» **Exercise**
Would you set down the data that follows, word for word, without any pictures?

» **Information provided**
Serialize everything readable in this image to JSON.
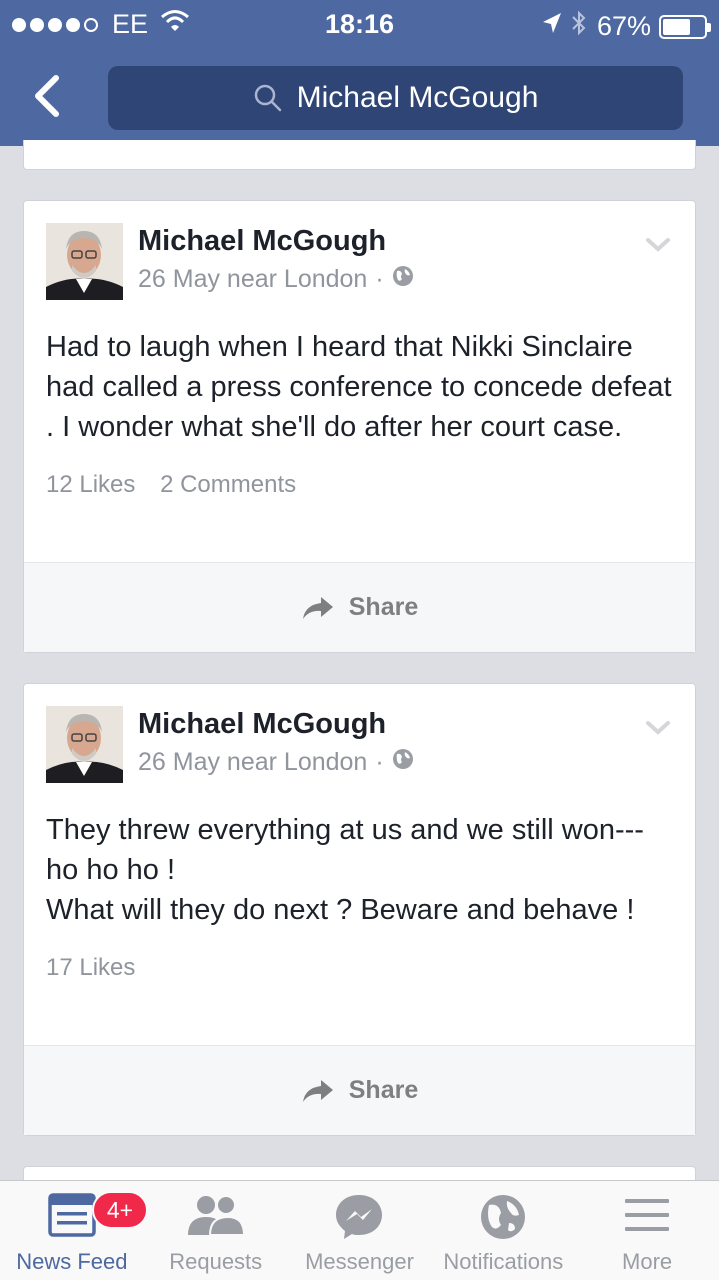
{
  "status_bar": {
    "carrier": "EE",
    "time": "18:16",
    "battery": "67%",
    "battery_level": 0.67
  },
  "header": {
    "search_value": "Michael McGough"
  },
  "posts": [
    {
      "author": "Michael McGough",
      "date_location": "26 May near London",
      "separator": "·",
      "text": "Had to laugh when I heard that Nikki Sinclaire had called a press conference to concede defeat . I wonder what she'll do after her court case.",
      "likes": "12 Likes",
      "comments": "2 Comments",
      "share_label": "Share"
    },
    {
      "author": "Michael McGough",
      "date_location": "26 May near London",
      "separator": "·",
      "text_lines": [
        "They threw everything at us and we still won--- ho ho ho !",
        "What will they do next ? Beware and behave !"
      ],
      "likes": "17 Likes",
      "share_label": "Share"
    }
  ],
  "tab_bar": {
    "tabs": [
      {
        "label": "News Feed",
        "icon": "news-feed-icon",
        "active": true
      },
      {
        "label": "Requests",
        "icon": "friend-requests-icon"
      },
      {
        "label": "Messenger",
        "icon": "messenger-icon"
      },
      {
        "label": "Notifications",
        "icon": "globe-icon"
      },
      {
        "label": "More",
        "icon": "menu-icon"
      }
    ],
    "news_feed_badge": "4+"
  },
  "colors": {
    "brand": "#4e69a2",
    "search_bg": "#2f4575",
    "badge": "#f02849"
  }
}
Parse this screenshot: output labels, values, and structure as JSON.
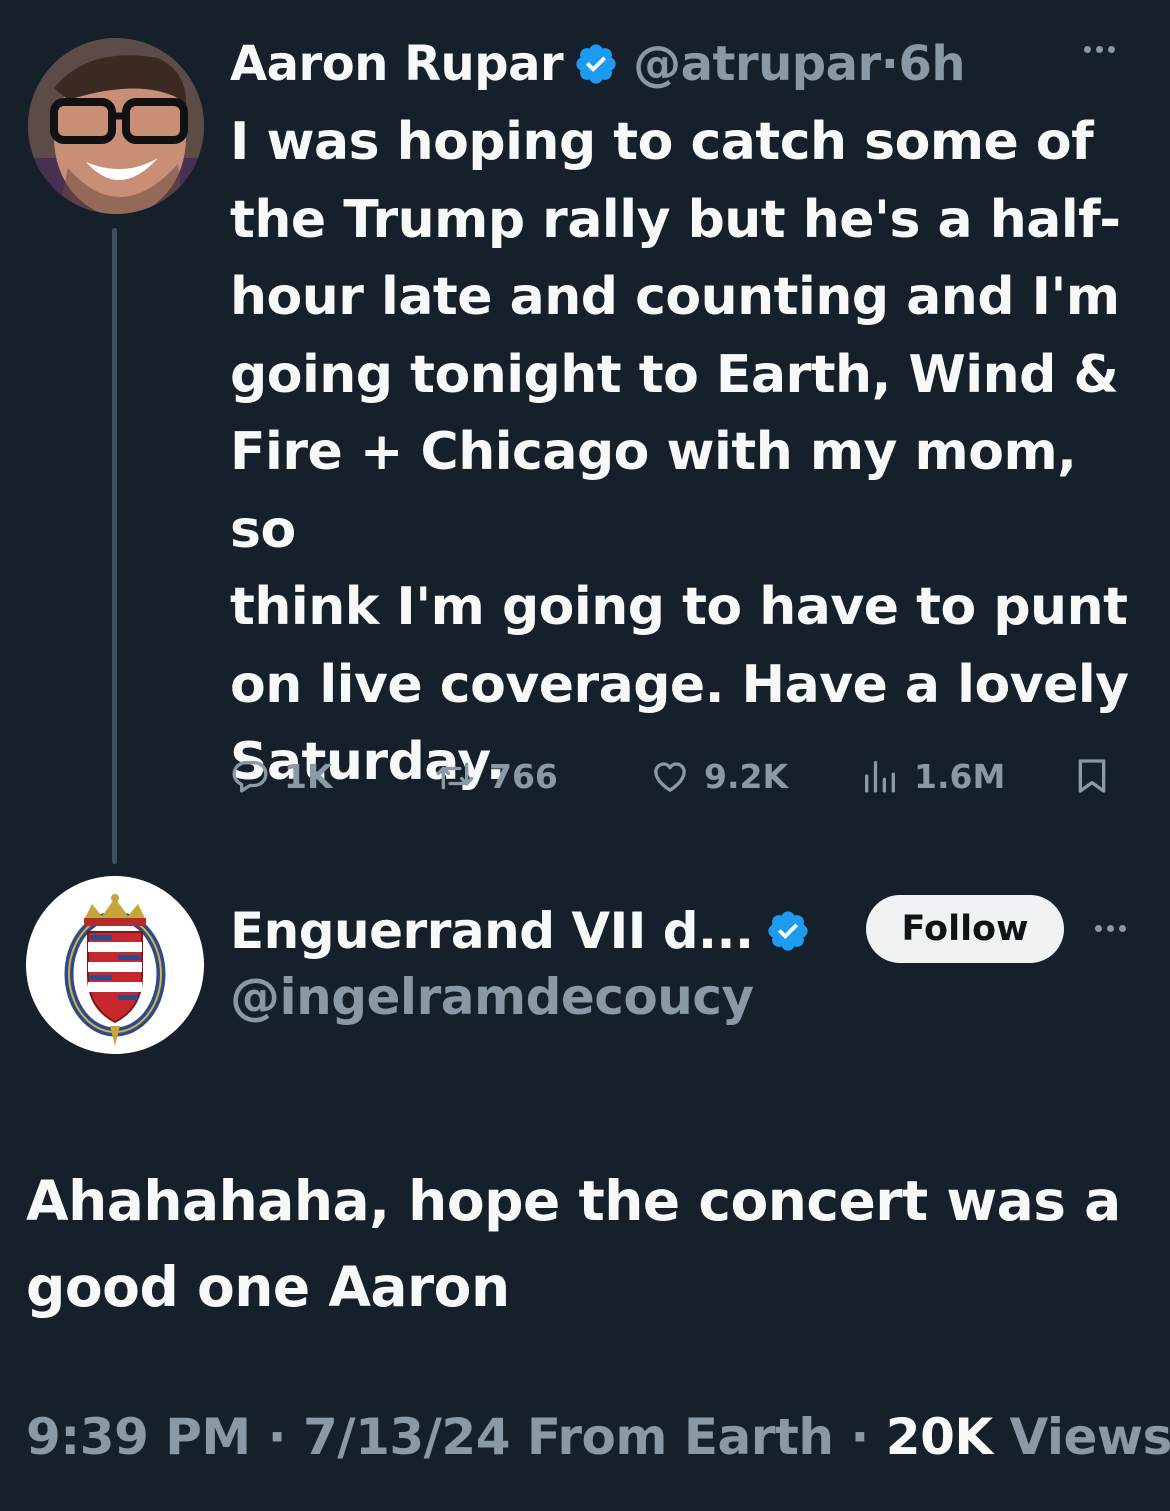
{
  "tweet": {
    "author_name": "Aaron Rupar",
    "author_handle": "@atrupar",
    "time": "6h",
    "text": "I was hoping to catch some of the Trump rally but he's a half-hour late and counting and I'm going tonight to Earth, Wind & Fire + Chicago with my mom, so think I'm going to have to punt on live coverage. Have a lovely Saturday.",
    "lines": [
      "I was hoping to catch some of",
      "the Trump rally but he's a half-",
      "hour late and counting and I'm",
      "going tonight to Earth, Wind &",
      "Fire + Chicago with my mom, so",
      "think I'm going to have to punt",
      "on live coverage. Have a lovely",
      "Saturday."
    ],
    "stats": {
      "replies": "1K",
      "reposts": "766",
      "likes": "9.2K",
      "views": "1.6M"
    }
  },
  "reply": {
    "author_name": "Enguerrand VII d...",
    "author_handle": "@ingelramdecoucy",
    "follow_label": "Follow",
    "lines": [
      "Ahahahaha, hope the concert was a",
      "good one Aaron"
    ],
    "time": "9:39 PM",
    "date": "7/13/24",
    "source": "From Earth",
    "views_count": "20K",
    "views_label": "Views"
  },
  "icons": {
    "verified": "verified-badge-icon",
    "reply": "reply-bubble-icon",
    "repost": "repost-icon",
    "like": "heart-icon",
    "views": "bar-chart-icon",
    "bookmark": "bookmark-icon",
    "more": "more-dots-icon"
  },
  "colors": {
    "background": "#15202b",
    "text": "#f7f9f9",
    "secondary": "#8b98a5",
    "verified": "#1d9bf0"
  }
}
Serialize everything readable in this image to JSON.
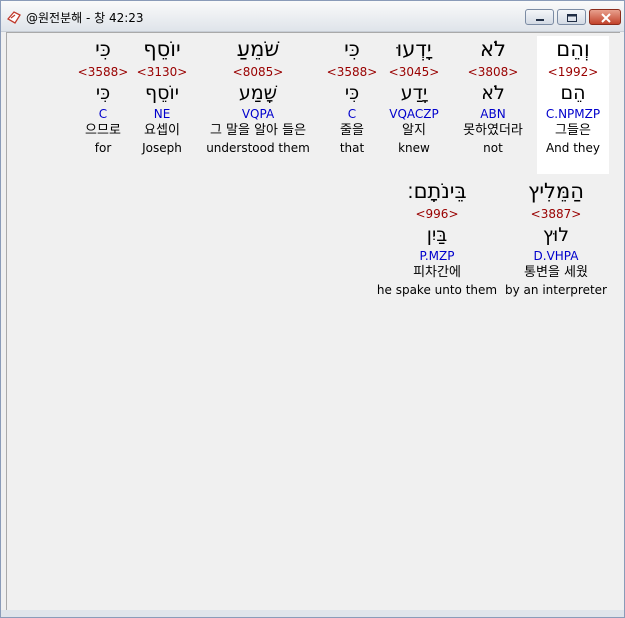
{
  "window": {
    "title": "@원전분해 - 창 42:23",
    "icon": "app-icon",
    "buttons": {
      "minimize": "minimize-button",
      "maximize": "maximize-button",
      "close": "close-button"
    }
  },
  "words": [
    {
      "hebrew": "וְהֵם",
      "strong": "<1992>",
      "lemma": "הֵם",
      "morph": "C.NPMZP",
      "korean": "그들은",
      "english": "And they"
    },
    {
      "hebrew": "לֹא",
      "strong": "<3808>",
      "lemma": "לֹא",
      "morph": "ABN",
      "korean": "못하였더라",
      "english": "not"
    },
    {
      "hebrew": "יָדְעוּ",
      "strong": "<3045>",
      "lemma": "יָדַע",
      "morph": "VQACZP",
      "korean": "알지",
      "english": "knew"
    },
    {
      "hebrew": "כִּי",
      "strong": "<3588>",
      "lemma": "כִּי",
      "morph": "C",
      "korean": "줄을",
      "english": "that"
    },
    {
      "hebrew": "שֹׁמֵעַ",
      "strong": "<8085>",
      "lemma": "שָׁמַע",
      "morph": "VQPA",
      "korean": "그 말을 알아 들은",
      "english": "understood them"
    },
    {
      "hebrew": "יוֹסֵף",
      "strong": "<3130>",
      "lemma": "יוֹסֵף",
      "morph": "NE",
      "korean": "요셉이",
      "english": "Joseph"
    },
    {
      "hebrew": "כִּי",
      "strong": "<3588>",
      "lemma": "כִּי",
      "morph": "C",
      "korean": "으므로",
      "english": "for"
    },
    {
      "hebrew": "הַמֵּלִיץ",
      "strong": "<3887>",
      "lemma": "לוּץ",
      "morph": "D.VHPA",
      "korean": "통변을 세웠",
      "english": "by an interpreter"
    },
    {
      "hebrew": "בֵּינֹתָם׃",
      "strong": "<996>",
      "lemma": "בַּיִן",
      "morph": "P.MZP",
      "korean": "피차간에",
      "english": "he spake unto them"
    }
  ]
}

» **Your response**
Serialize everything readable in this image to JSON.
{
  "status_bar": {
    "carrier": "EE",
    "time": "18:16",
    "battery": "67%",
    "battery_level": 0.67
  },
  "header": {
    "search_value": "Michael McGough"
  },
  "posts": [
    {
      "author": "Michael McGough",
      "date_location": "26 May near London",
      "separator": "·",
      "text": "Had to laugh when I heard that Nikki Sinclaire had called a press conference to concede defeat . I wonder what she'll do after her court case.",
      "likes": "12 Likes",
      "comments": "2 Comments",
      "share_label": "Share"
    },
    {
      "author": "Michael McGough",
      "date_location": "26 May near London",
      "separator": "·",
      "text_lines": [
        "They threw everything at us and we still won--- ho ho ho !",
        "What will they do next ? Beware and behave !"
      ],
      "likes": "17 Likes",
      "share_label": "Share"
    }
  ],
  "tab_bar": {
    "tabs": [
      {
        "label": "News Feed",
        "icon": "news-feed-icon",
        "active": true
      },
      {
        "label": "Requests",
        "icon": "friend-requests-icon"
      },
      {
        "label": "Messenger",
        "icon": "messenger-icon"
      },
      {
        "label": "Notifications",
        "icon": "globe-icon"
      },
      {
        "label": "More",
        "icon": "menu-icon"
      }
    ],
    "news_feed_badge": "4+"
  },
  "colors": {
    "brand": "#4e69a2",
    "search_bg": "#2f4575",
    "badge": "#f02849"
  }
}
Parse this screenshot: output labels, values, and structure as JSON.
{
  "tweet": {
    "author_name": "Aaron Rupar",
    "author_handle": "@atrupar",
    "time": "6h",
    "text": "I was hoping to catch some of the Trump rally but he's a half-hour late and counting and I'm going tonight to Earth, Wind & Fire + Chicago with my mom, so think I'm going to have to punt on live coverage. Have a lovely Saturday.",
    "lines": [
      "I was hoping to catch some of",
      "the Trump rally but he's a half-",
      "hour late and counting and I'm",
      "going tonight to Earth, Wind &",
      "Fire + Chicago with my mom, so",
      "think I'm going to have to punt",
      "on live coverage. Have a lovely",
      "Saturday."
    ],
    "stats": {
      "replies": "1K",
      "reposts": "766",
      "likes": "9.2K",
      "views": "1.6M"
    }
  },
  "reply": {
    "author_name": "Enguerrand VII d...",
    "author_handle": "@ingelramdecoucy",
    "follow_label": "Follow",
    "lines": [
      "Ahahahaha, hope the concert was a",
      "good one Aaron"
    ],
    "time": "9:39 PM",
    "date": "7/13/24",
    "source": "From Earth",
    "views_count": "20K",
    "views_label": "Views"
  },
  "icons": {
    "verified": "verified-badge-icon",
    "reply": "reply-bubble-icon",
    "repost": "repost-icon",
    "like": "heart-icon",
    "views": "bar-chart-icon",
    "bookmark": "bookmark-icon",
    "more": "more-dots-icon"
  },
  "colors": {
    "background": "#15202b",
    "text": "#f7f9f9",
    "secondary": "#8b98a5",
    "verified": "#1d9bf0"
  }
}
Serialize everything readable in this image to JSON.
{
  "window": {
    "title": "@원전분해 - 창 42:23",
    "icon": "app-icon",
    "buttons": {
      "minimize": "minimize-button",
      "maximize": "maximize-button",
      "close": "close-button"
    }
  },
  "words": [
    {
      "hebrew": "וְהֵם",
      "strong": "<1992>",
      "lemma": "הֵם",
      "morph": "C.NPMZP",
      "korean": "그들은",
      "english": "And they"
    },
    {
      "hebrew": "לֹא",
      "strong": "<3808>",
      "lemma": "לֹא",
      "morph": "ABN",
      "korean": "못하였더라",
      "english": "not"
    },
    {
      "hebrew": "יָדְעוּ",
      "strong": "<3045>",
      "lemma": "יָדַע",
      "morph": "VQACZP",
      "korean": "알지",
      "english": "knew"
    },
    {
      "hebrew": "כִּי",
      "strong": "<3588>",
      "lemma": "כִּי",
      "morph": "C",
      "korean": "줄을",
      "english": "that"
    },
    {
      "hebrew": "שֹׁמֵעַ",
      "strong": "<8085>",
      "lemma": "שָׁמַע",
      "morph": "VQPA",
      "korean": "그 말을 알아 들은",
      "english": "understood them"
    },
    {
      "hebrew": "יוֹסֵף",
      "strong": "<3130>",
      "lemma": "יוֹסֵף",
      "morph": "NE",
      "korean": "요셉이",
      "english": "Joseph"
    },
    {
      "hebrew": "כִּי",
      "strong": "<3588>",
      "lemma": "כִּי",
      "morph": "C",
      "korean": "으므로",
      "english": "for"
    },
    {
      "hebrew": "הַמֵּלִיץ",
      "strong": "<3887>",
      "lemma": "לוּץ",
      "morph": "D.VHPA",
      "korean": "통변을 세웠",
      "english": "by an interpreter"
    },
    {
      "hebrew": "בֵּינֹתָם׃",
      "strong": "<996>",
      "lemma": "בַּיִן",
      "morph": "P.MZP",
      "korean": "피차간에",
      "english": "he spake unto them"
    }
  ]
}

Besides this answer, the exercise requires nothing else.